* **REQUIRED WORK**
Your answer should hold every line of the records below that contains the string "icon".

EXERCISE INPUT START

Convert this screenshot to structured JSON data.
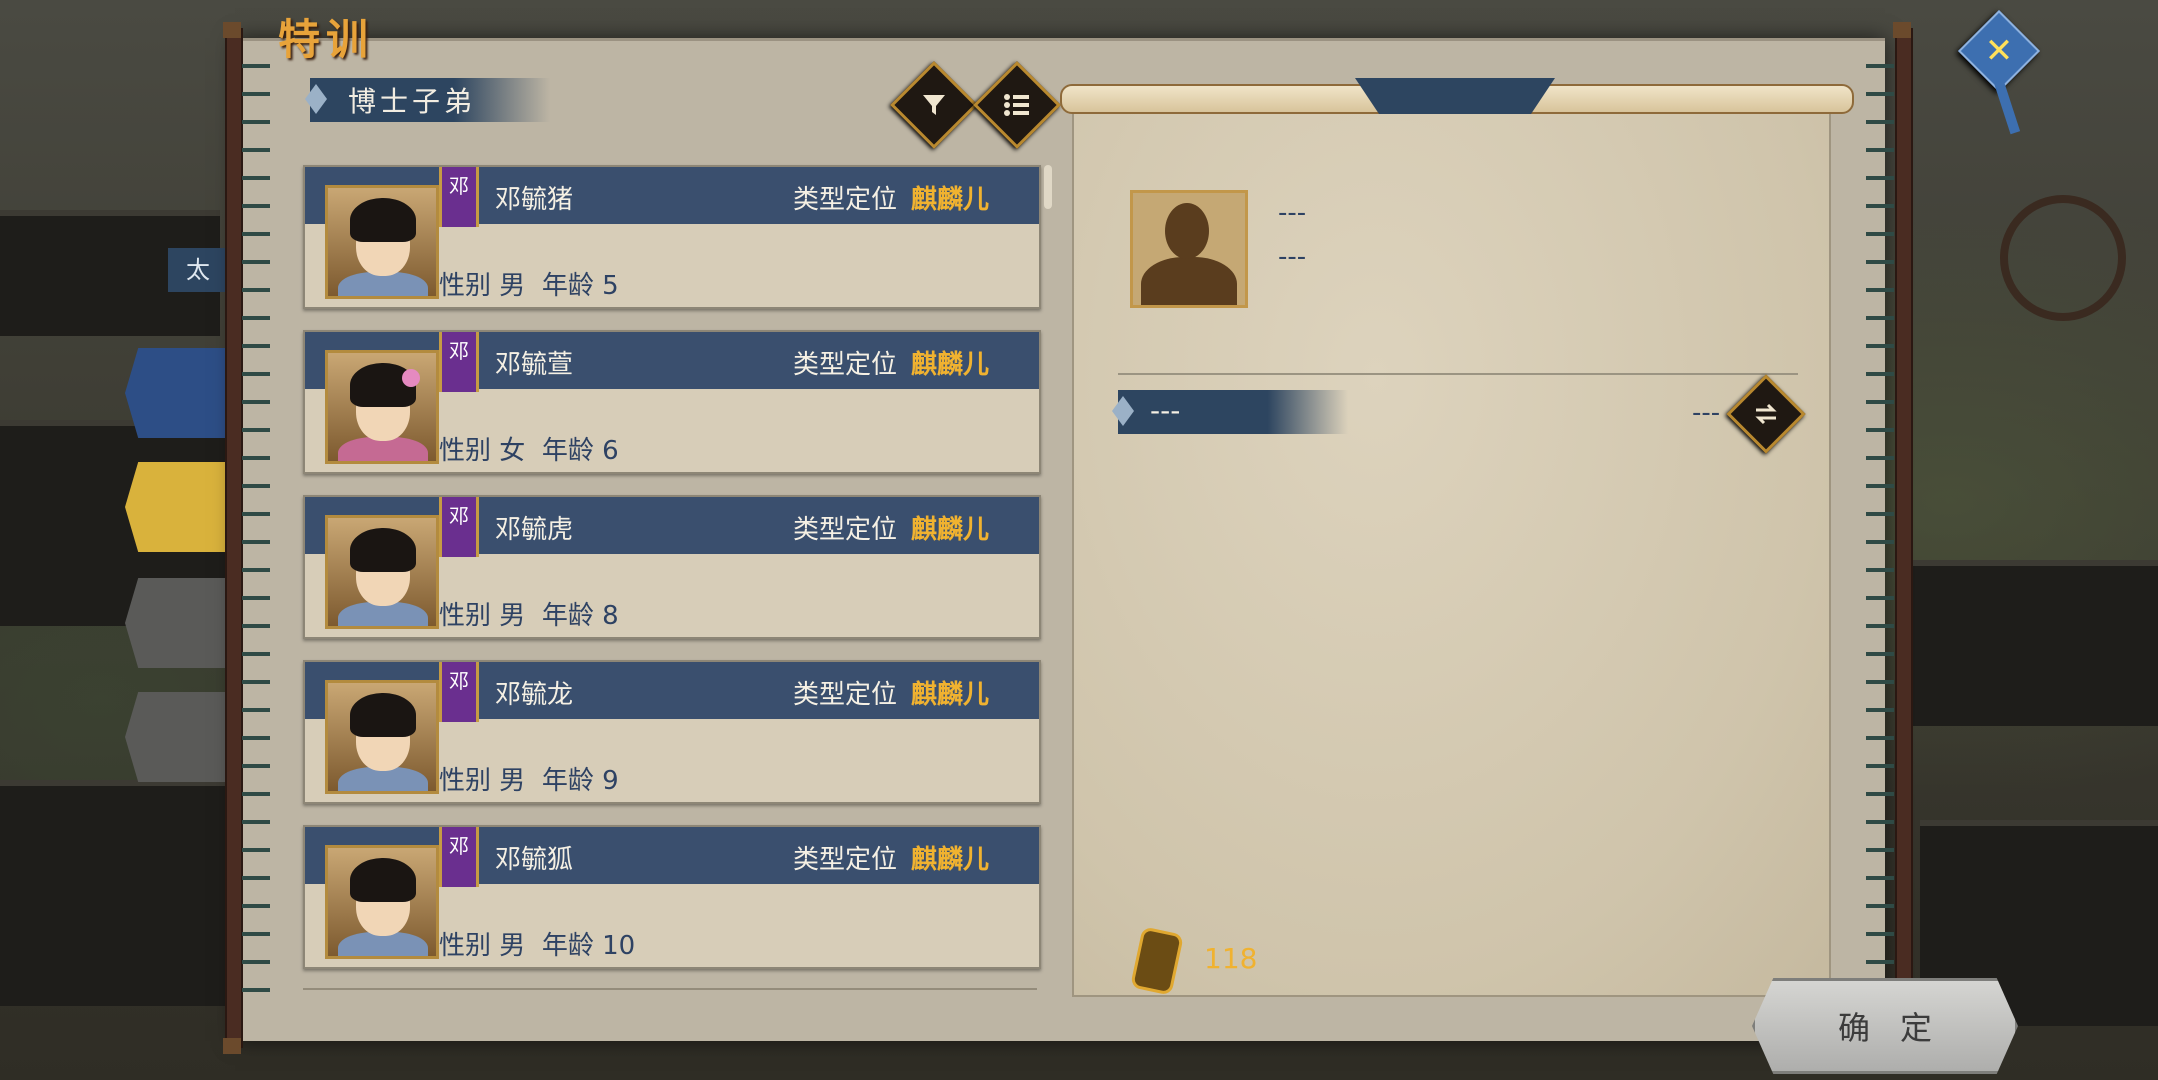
{
  "window": {
    "title": "特训"
  },
  "list": {
    "heading": "博士子弟",
    "filter_icon": "filter-icon",
    "sort_icon": "list-icon",
    "gender_label": "性别",
    "age_label": "年龄",
    "type_label": "类型定位",
    "items": [
      {
        "clan": "邓",
        "name": "邓毓猪",
        "type": "麒麟儿",
        "gender": "男",
        "age": "5"
      },
      {
        "clan": "邓",
        "name": "邓毓萱",
        "type": "麒麟儿",
        "gender": "女",
        "age": "6"
      },
      {
        "clan": "邓",
        "name": "邓毓虎",
        "type": "麒麟儿",
        "gender": "男",
        "age": "8"
      },
      {
        "clan": "邓",
        "name": "邓毓龙",
        "type": "麒麟儿",
        "gender": "男",
        "age": "9"
      },
      {
        "clan": "邓",
        "name": "邓毓狐",
        "type": "麒麟儿",
        "gender": "男",
        "age": "10"
      }
    ]
  },
  "detail": {
    "line1": "---",
    "line2": "---",
    "section_label": "---",
    "section_value": "---",
    "cost": "118"
  },
  "side": {
    "label": "太"
  },
  "confirm_label": "确定",
  "close_icon": "close-icon"
}
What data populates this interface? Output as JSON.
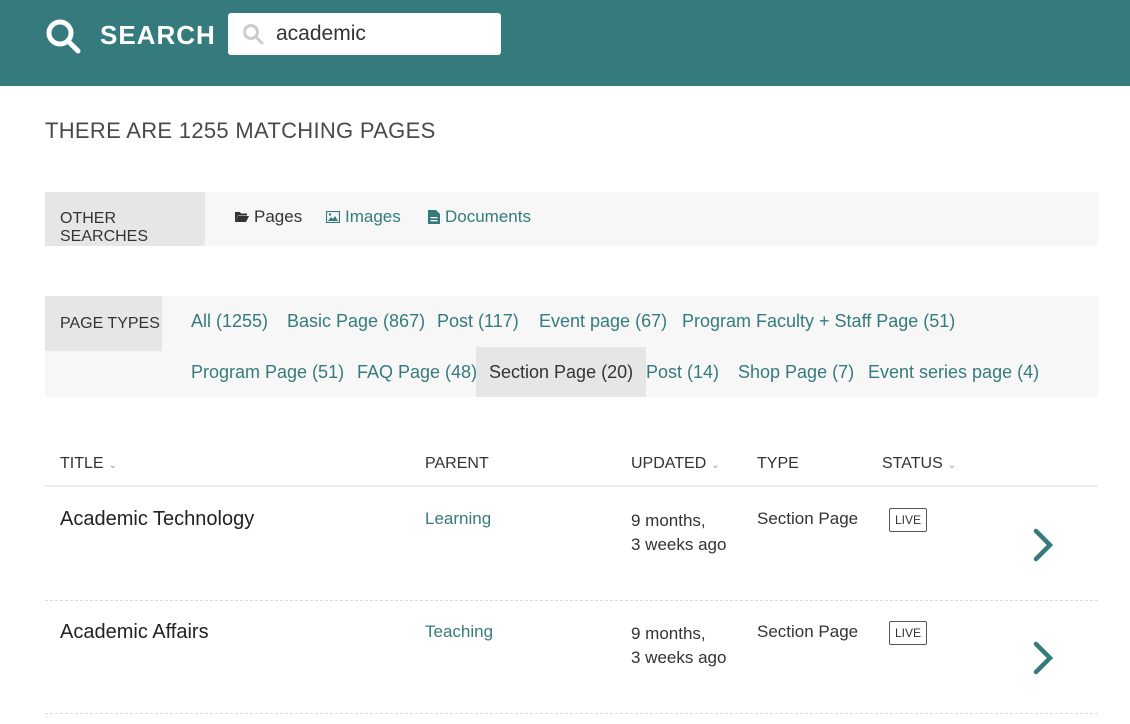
{
  "header": {
    "title": "SEARCH",
    "search_value": "academic",
    "search_placeholder": "Search",
    "brand_color": "#357b7d"
  },
  "results_title": "THERE ARE 1255 MATCHING PAGES",
  "other_searches": {
    "label": "OTHER SEARCHES",
    "links": [
      {
        "label": "Pages",
        "icon": "folder-open-icon",
        "active": true
      },
      {
        "label": "Images",
        "icon": "image-icon",
        "active": false
      },
      {
        "label": "Documents",
        "icon": "document-icon",
        "active": false
      }
    ]
  },
  "page_types": {
    "label": "PAGE TYPES",
    "items": [
      {
        "label": "All (1255)"
      },
      {
        "label": "Basic Page (867)"
      },
      {
        "label": "Post (117)"
      },
      {
        "label": "Event page (67)"
      },
      {
        "label": "Program Faculty + Staff Page (51)"
      },
      {
        "label": "Program Page (51)"
      },
      {
        "label": "FAQ Page (48)"
      },
      {
        "label": "Section Page (20)",
        "active": true
      },
      {
        "label": "Post (14)"
      },
      {
        "label": "Shop Page (7)"
      },
      {
        "label": "Event series page (4)"
      }
    ]
  },
  "table": {
    "columns": [
      {
        "label": "TITLE",
        "sortable": true
      },
      {
        "label": "PARENT",
        "sortable": false
      },
      {
        "label": "UPDATED",
        "sortable": true
      },
      {
        "label": "TYPE",
        "sortable": false
      },
      {
        "label": "STATUS",
        "sortable": true
      }
    ],
    "rows": [
      {
        "title": "Academic Technology",
        "parent": "Learning",
        "updated_line1": "9 months,",
        "updated_line2": "3 weeks ago",
        "type": "Section Page",
        "status": "LIVE"
      },
      {
        "title": "Academic Affairs",
        "parent": "Teaching",
        "updated_line1": "9 months,",
        "updated_line2": "3 weeks ago",
        "type": "Section Page",
        "status": "LIVE"
      }
    ]
  }
}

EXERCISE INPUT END

* **EXERCISE SOLUTION**
    "filter_icon": "filter-icon",
    "sort_icon": "list-icon",
  "close_icon": "close-icon"
        "icon": "folder-open-icon",
        "icon": "image-icon",
        "icon": "document-icon",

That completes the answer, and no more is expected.